In an intensely scrutinized decision as the state of Michigan approaches election day, Governor Rick Snyder signed a bill that is quite controversial to some citizens. Snyder signed into law House Bill 5606, which prohibits Tesla Motors from selling their cars
in Michigan directly to buyers but rather through a network of dealers. Ultimately, Tesla can still sell their vehicles in the state of Michigan but they must do it through a third-party which makes things much more difficult. In a state known for our automotive industry– namely companies with the name General Motors and not Tesla– Snyder is being criticized by many people for signing this bill so close to election day. From the lecture of Weber on Politics as a Vocation, how would Snyder stack up as a politician in Weber’s eyes when it comes to his decision on this bill?

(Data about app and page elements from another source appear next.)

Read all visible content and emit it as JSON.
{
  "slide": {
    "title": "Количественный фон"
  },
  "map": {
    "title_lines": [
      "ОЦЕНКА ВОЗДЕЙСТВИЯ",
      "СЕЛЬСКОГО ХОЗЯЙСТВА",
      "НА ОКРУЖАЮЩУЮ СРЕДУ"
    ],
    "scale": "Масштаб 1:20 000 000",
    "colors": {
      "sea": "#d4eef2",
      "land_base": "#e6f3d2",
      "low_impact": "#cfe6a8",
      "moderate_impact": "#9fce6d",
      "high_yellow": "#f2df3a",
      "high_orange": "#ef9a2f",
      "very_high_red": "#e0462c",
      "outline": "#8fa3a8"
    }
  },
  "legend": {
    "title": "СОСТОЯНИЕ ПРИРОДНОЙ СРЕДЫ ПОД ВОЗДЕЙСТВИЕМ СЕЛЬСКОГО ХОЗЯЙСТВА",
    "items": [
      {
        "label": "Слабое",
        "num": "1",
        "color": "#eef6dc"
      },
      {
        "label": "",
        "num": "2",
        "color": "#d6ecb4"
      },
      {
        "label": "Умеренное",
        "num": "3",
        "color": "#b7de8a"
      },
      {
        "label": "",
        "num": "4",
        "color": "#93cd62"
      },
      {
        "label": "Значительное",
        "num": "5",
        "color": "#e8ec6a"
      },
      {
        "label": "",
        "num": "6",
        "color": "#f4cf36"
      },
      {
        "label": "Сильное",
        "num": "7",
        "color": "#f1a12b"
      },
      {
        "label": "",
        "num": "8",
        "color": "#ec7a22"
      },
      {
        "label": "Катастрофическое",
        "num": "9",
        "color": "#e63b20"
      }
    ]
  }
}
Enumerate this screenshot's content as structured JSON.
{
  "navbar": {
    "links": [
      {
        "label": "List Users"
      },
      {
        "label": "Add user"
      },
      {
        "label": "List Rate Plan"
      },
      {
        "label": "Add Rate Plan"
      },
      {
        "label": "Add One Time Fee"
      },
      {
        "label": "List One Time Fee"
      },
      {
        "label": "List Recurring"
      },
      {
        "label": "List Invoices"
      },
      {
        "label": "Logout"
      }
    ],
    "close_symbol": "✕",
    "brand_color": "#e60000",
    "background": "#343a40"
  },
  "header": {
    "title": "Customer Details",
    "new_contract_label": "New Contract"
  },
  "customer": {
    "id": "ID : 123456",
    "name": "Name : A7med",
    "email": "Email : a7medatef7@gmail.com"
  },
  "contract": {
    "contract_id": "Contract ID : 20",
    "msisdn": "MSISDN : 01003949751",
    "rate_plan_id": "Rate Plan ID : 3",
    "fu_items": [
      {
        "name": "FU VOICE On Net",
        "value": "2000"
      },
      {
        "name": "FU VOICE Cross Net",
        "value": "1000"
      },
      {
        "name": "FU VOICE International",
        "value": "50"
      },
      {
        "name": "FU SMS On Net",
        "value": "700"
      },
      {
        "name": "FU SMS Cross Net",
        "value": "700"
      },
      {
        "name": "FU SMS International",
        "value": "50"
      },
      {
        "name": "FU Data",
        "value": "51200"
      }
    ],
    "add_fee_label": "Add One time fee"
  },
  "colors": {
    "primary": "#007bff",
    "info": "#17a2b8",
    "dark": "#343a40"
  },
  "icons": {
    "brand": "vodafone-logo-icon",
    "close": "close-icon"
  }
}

In a state with such a large automotive presence it is no secret that the companies in that industry have a large lobbying presence particularly within the state. Many people speculate that a large part of the motivation for Snyder and other legislators to sign this bill was to avoid negative advertisements from Michigan automakers and dealerships prior to the coming election. Others were not pleased with how the legislation regarding Tesla was put into the bill and also the addition coming so late. Even U of M law professor Daniel Crane weighed in on this issue, stating “This is an embarrassment for the State of Michigan and democracy… When nobody was watching the dealers slipped this language into the bill, and told Snyder to pass it so they would have an advantage over Tesla in the future.”

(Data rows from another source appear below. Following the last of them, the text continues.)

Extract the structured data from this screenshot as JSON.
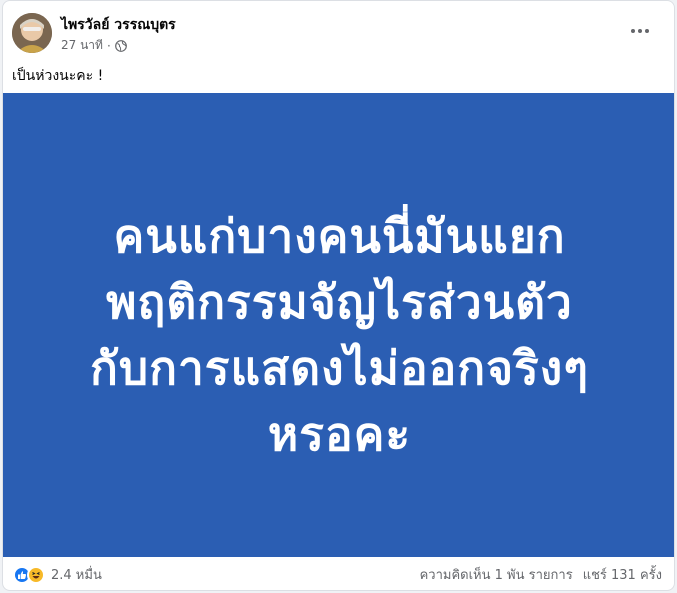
{
  "post": {
    "author": "ไพรวัลย์ วรรณบุตร",
    "time": "27 นาที",
    "separator": "·",
    "privacy_icon": "globe-icon",
    "caption": "เป็นห่วงนะคะ !",
    "image": {
      "background": "#2b5eb3",
      "lines": [
        "คนแก่บางคนนี่มันแยก",
        "พฤติกรรมจัญไรส่วนตัว",
        "กับการแสดงไม่ออกจริงๆ",
        "หรอคะ"
      ]
    },
    "footer": {
      "reaction_icons": [
        "like-icon",
        "haha-icon"
      ],
      "reactions_count": "2.4 หมื่น",
      "comments": "ความคิดเห็น 1 พัน รายการ",
      "shares": "แชร์ 131 ครั้ง"
    }
  },
  "colors": {
    "accent": "#1877f2",
    "haha": "#f7b928",
    "secondary_text": "#65676b"
  }
}
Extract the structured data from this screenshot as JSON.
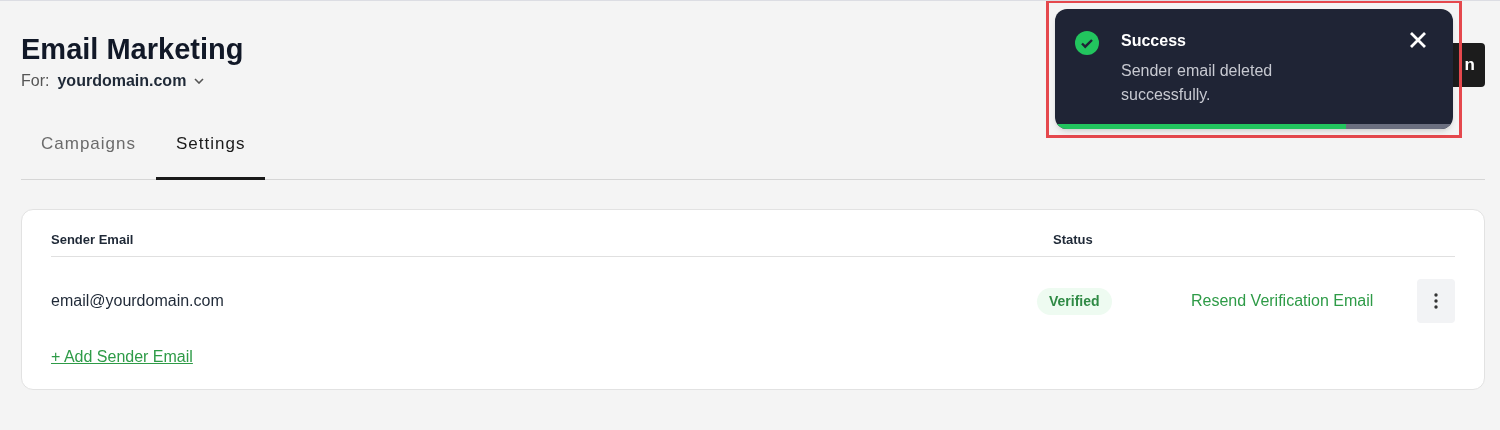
{
  "header": {
    "title": "Email Marketing",
    "for_label": "For:",
    "domain": "yourdomain.com",
    "action_button": "n"
  },
  "tabs": [
    {
      "label": "Campaigns",
      "selected": false
    },
    {
      "label": "Settings",
      "selected": true
    }
  ],
  "table": {
    "columns": [
      "Sender Email",
      "Status"
    ],
    "rows": [
      {
        "email": "email@yourdomain.com",
        "status": "Verified",
        "action": "Resend Verification Email"
      }
    ],
    "add_link": "+ Add Sender Email"
  },
  "toast": {
    "title": "Success",
    "message": "Sender email deleted successfully.",
    "level": 0.73,
    "highlighted": true
  }
}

In the eyes of Weber, a good politician is someone who acts with ethics of responsibility– keeps a clear head while making decisions, makes future-oriented decisions, and makes these decisions for the good of the people. While I don’t necessarily agree with what Snyder did in this instance, by these definitions Snyder is not entirely in the wrong. According to Weber, one of the key qualities of a good politician is being able to make decisions for the good of their people. While automakers not named Tesla operate in the state of Michigan, this bill could be seen as something that protects jobs for people in the state. If it is much tougher for people to buy a Tesla, consumers in Michigan are much more likely to buy a car made by an automaker that operates in-state. If more people are buying cars from companies in-state, that would most likely protect jobs of the people Snyder makes decisions for. By Weber’s definition, Snyder could definitely be considered a good politician in some ways.

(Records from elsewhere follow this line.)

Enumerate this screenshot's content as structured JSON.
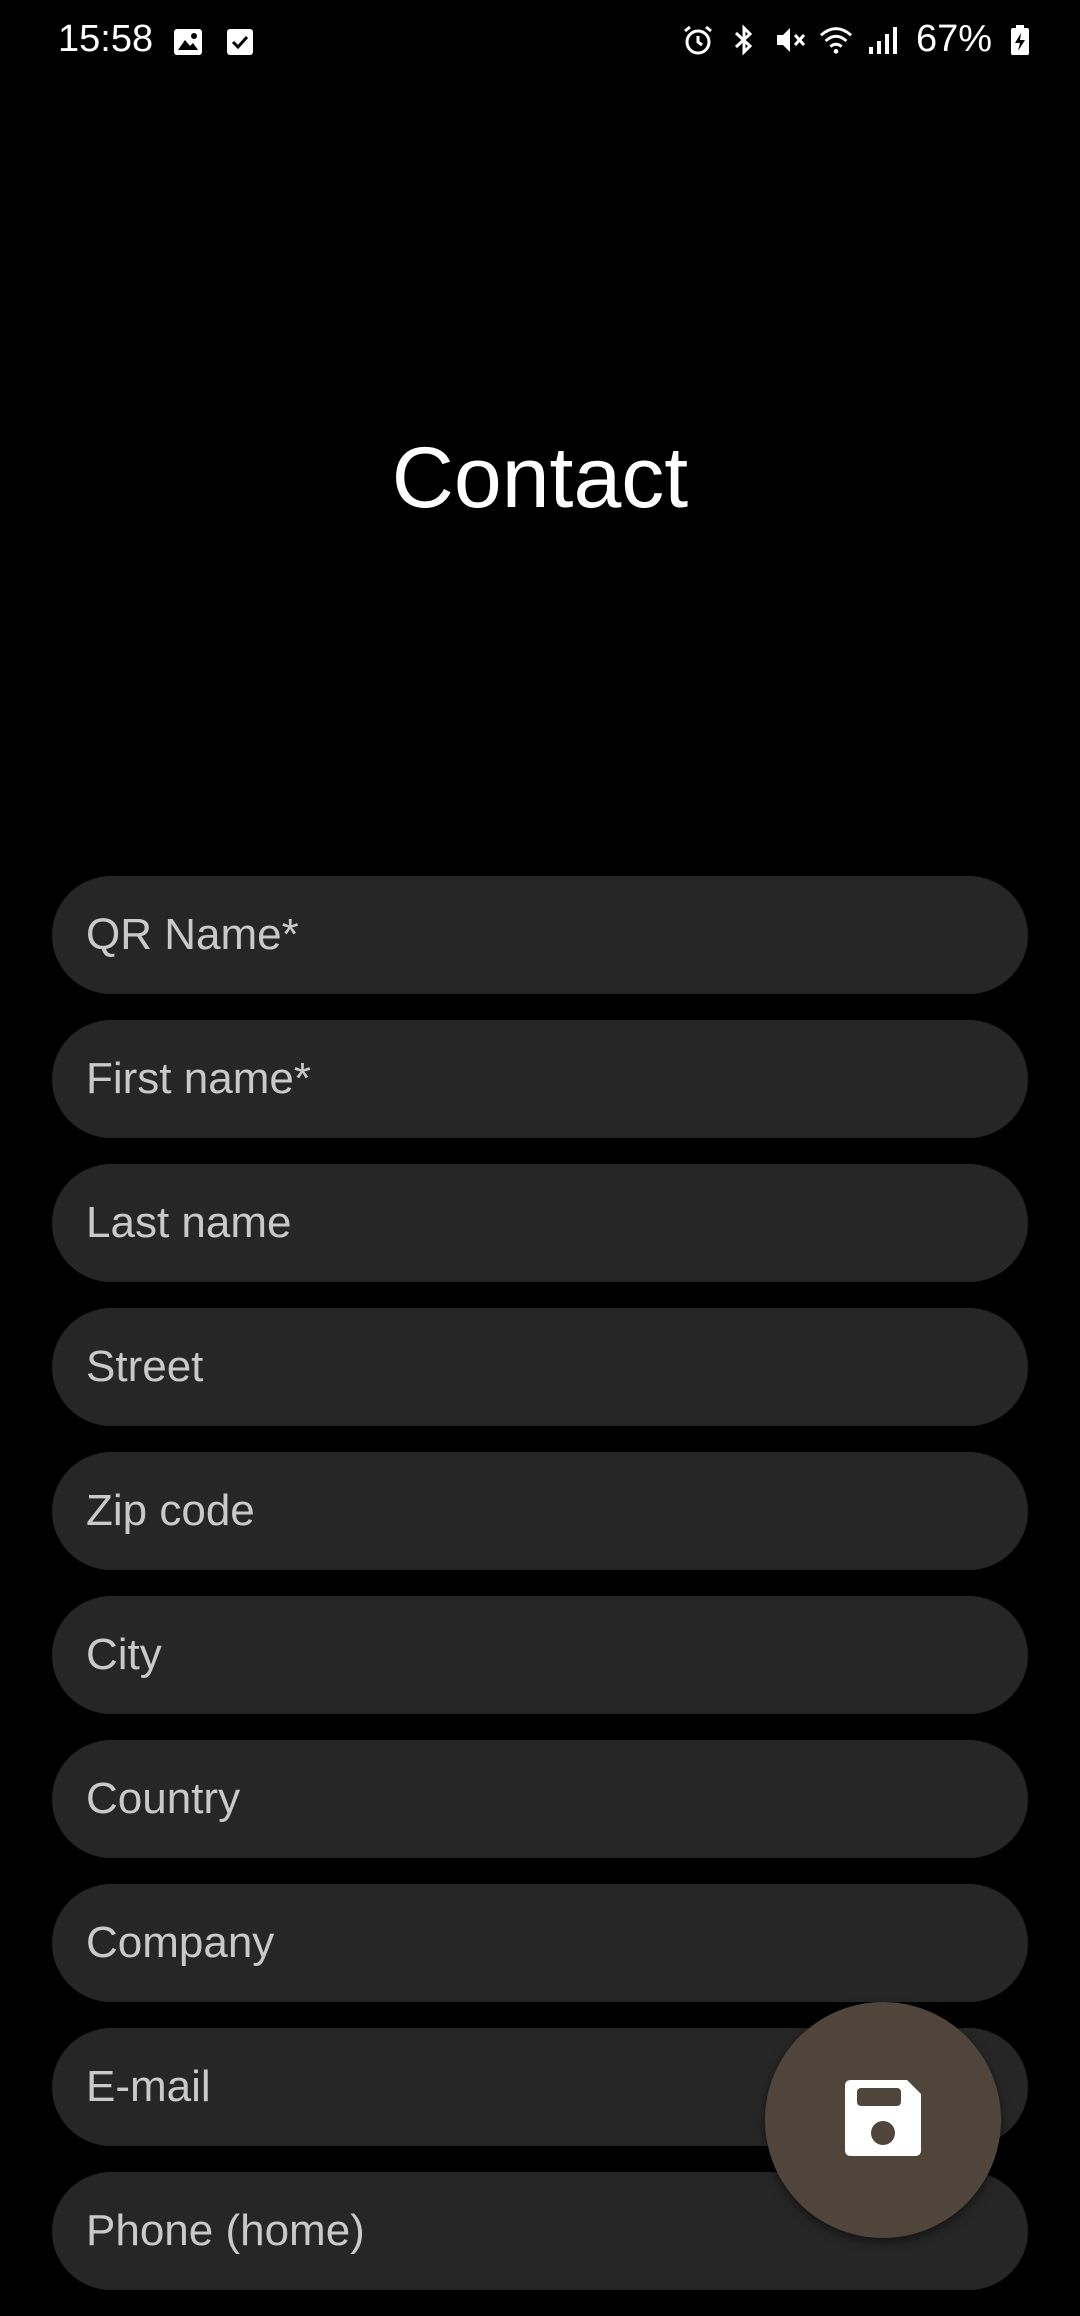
{
  "status_bar": {
    "time": "15:58",
    "left_icons": [
      "gallery-icon",
      "checkbox-icon"
    ],
    "right_icons": [
      "alarm-icon",
      "bluetooth-icon",
      "mute-icon",
      "wifi-icon",
      "signal-icon"
    ],
    "battery": "67%"
  },
  "header": {
    "title": "Contact"
  },
  "form": {
    "fields": [
      {
        "label": "QR Name*"
      },
      {
        "label": "First name*"
      },
      {
        "label": "Last name"
      },
      {
        "label": "Street"
      },
      {
        "label": "Zip code"
      },
      {
        "label": "City"
      },
      {
        "label": "Country"
      },
      {
        "label": "Company"
      },
      {
        "label": "E-mail"
      },
      {
        "label": "Phone (home)"
      }
    ]
  },
  "fab": {
    "icon": "save-icon",
    "color": "#4f453a"
  },
  "colors": {
    "background": "#000000",
    "field_background": "#262626",
    "placeholder_text": "#c9c9c9"
  }
}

On the other hand, Weber defines a bad politician as someone who acts with ethics of conviction– being absolute in their decisions, and being act-oriented opposed to future-oriented when making decisions. I believe that this decision by Snyder would classify him as a bad politician in the eyes of Weber. While there are some things that are rational about this bill, I agree with what Crane said regarding the issue. Because of the timing and circumstances of how the bill was changed, it seems that Snyder was making an act-oriented decision that would help him and his party in the upcoming election. Ultimately, the bill doesn’t do enough for the people in our state to be considered future-oriented and for the good of the people.